Some of the most significant and interesting locations were the streets that demonstrated the cultural “mash-up” that is a result of many different immigrant communities living there over the years (see East Broadway photos). Some other notable locations include: historic Chinese owned businesses, Puerto Rican/Latino cultural centers, an art and activism center, religious buildings, and places to eat. For example, Quong Yuen Shing Importing is in the heart of Chinatown and is noted as one of the first locations to provide “key services to early Chinese male immigrants;” the building at this address appears to serve a similar purpose today. Other landmarks on the tour have been replaced and new development has begun. This was the case for Gretel’s Bake Shop, “a Jewish Bakery established in the early 1930’s,” which is now a vacant lot owned by JP Hester Inc. (for other tour location examples, see photos). The Clemente Soto Velez Center is an institution that “promotes artists and events that reflect the cultural diversity of the Lower East Side and the city as a whole.” The Velez Center is an example of the community-based organizations that could be integral for supporting residents in LES through gentrification and the transition to different types of development.
Much of the redevelopment is expected, but it puts economically vulnerable communities at risk for being pushed out of their homes. I spoke to Anne Frederick at the Hester Street Collaborative about gentrification issues and their impact on immigrant communities. Her organization tries to make public space redevelopment more transparent and inclusive by engaging LES immigrant communities in the capital process. By coordinating with “anchor organizations” in the region, The Collaborative has managed to nurture the community and include community voices that may not have been part of the decision-making process. Frederick explained that “these types of services can hold a community together and help people leverage resources to pull themselves out of poverty and support each other.”

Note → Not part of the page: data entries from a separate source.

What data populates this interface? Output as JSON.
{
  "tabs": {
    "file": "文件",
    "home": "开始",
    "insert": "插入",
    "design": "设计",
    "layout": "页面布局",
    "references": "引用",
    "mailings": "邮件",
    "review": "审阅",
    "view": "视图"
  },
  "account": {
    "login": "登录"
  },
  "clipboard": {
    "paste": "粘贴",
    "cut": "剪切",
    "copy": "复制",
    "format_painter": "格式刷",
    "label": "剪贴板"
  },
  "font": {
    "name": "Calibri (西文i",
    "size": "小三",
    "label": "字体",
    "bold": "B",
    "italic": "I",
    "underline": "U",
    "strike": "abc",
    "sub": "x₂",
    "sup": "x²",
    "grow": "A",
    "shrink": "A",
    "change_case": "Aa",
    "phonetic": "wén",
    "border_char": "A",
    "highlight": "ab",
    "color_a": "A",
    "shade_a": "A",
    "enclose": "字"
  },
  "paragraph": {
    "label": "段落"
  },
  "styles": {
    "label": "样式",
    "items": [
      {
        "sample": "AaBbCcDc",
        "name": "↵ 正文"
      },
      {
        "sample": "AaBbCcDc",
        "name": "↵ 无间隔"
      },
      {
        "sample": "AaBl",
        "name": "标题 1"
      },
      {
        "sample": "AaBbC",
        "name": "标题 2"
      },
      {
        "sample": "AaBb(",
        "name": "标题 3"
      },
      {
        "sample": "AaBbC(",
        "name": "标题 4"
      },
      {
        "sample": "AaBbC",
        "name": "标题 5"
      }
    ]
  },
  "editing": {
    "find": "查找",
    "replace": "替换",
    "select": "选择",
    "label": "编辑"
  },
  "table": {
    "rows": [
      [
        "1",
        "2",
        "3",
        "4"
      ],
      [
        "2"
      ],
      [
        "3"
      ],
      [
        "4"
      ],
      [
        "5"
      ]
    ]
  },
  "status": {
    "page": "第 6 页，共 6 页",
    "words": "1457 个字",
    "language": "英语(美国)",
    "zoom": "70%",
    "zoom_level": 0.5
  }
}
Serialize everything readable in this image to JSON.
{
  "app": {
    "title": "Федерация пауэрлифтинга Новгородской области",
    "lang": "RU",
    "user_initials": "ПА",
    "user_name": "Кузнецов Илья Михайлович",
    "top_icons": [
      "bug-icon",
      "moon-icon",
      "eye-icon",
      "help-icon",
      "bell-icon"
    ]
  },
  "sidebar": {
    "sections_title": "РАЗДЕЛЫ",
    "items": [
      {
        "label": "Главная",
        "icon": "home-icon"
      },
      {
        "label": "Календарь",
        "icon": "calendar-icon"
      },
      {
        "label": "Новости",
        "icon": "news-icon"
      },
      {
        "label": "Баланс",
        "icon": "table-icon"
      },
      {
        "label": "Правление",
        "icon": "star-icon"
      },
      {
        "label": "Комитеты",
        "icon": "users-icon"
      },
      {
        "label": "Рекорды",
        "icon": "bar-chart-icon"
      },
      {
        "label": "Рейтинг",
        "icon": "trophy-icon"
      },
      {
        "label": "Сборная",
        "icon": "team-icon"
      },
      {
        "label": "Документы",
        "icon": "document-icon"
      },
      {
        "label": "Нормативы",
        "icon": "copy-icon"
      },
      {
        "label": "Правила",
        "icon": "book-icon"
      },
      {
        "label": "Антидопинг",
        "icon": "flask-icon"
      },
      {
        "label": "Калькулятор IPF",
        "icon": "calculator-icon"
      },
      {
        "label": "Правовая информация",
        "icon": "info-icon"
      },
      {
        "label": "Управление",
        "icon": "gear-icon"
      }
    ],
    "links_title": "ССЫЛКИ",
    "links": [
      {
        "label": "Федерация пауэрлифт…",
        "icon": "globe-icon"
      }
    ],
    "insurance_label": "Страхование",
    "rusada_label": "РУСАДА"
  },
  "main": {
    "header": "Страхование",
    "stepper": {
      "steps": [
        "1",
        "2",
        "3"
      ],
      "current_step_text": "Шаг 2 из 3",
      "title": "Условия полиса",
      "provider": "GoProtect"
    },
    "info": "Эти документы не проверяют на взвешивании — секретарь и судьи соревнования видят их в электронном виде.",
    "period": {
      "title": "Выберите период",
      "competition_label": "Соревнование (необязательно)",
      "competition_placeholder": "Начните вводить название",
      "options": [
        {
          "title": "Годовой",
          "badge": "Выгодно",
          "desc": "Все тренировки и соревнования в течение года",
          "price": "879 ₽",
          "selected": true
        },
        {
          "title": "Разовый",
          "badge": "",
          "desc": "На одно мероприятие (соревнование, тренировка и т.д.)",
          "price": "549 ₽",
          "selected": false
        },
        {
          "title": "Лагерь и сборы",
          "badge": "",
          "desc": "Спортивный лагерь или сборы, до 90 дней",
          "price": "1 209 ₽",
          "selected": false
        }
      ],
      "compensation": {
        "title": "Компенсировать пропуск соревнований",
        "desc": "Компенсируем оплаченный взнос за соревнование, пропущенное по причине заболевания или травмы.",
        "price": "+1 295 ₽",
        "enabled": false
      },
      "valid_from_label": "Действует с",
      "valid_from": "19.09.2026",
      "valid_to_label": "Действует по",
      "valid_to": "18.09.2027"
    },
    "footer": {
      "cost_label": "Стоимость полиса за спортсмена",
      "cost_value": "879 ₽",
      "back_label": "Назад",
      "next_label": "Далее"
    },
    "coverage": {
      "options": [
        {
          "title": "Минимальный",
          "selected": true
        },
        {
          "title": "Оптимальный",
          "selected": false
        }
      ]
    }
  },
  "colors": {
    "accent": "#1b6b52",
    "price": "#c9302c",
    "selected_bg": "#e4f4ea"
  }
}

After speaking with Anne and experiencing many sites on the walking tour, I realized that a neighborhood that many regard as being lost to gentrification actually still has strong ethnic enclaves, newly arriving immigrants and a fairly strong sense of community. The identities of these communities shine through in commercial signage, businesses that offer cultural services, community centers and religious establishments that can be seen throughout the walking tour. In this shifting landscape, Hester Street Collaborative is taking positive steps to protect residents and reach out to these establishments that deserve a say in the redevelopment of their neighborhood.
PHOTOS FROM THE TOUR:
LINK TO TOUR GUIDE: http://www.hesterstreet.org/exhibitions-publications.html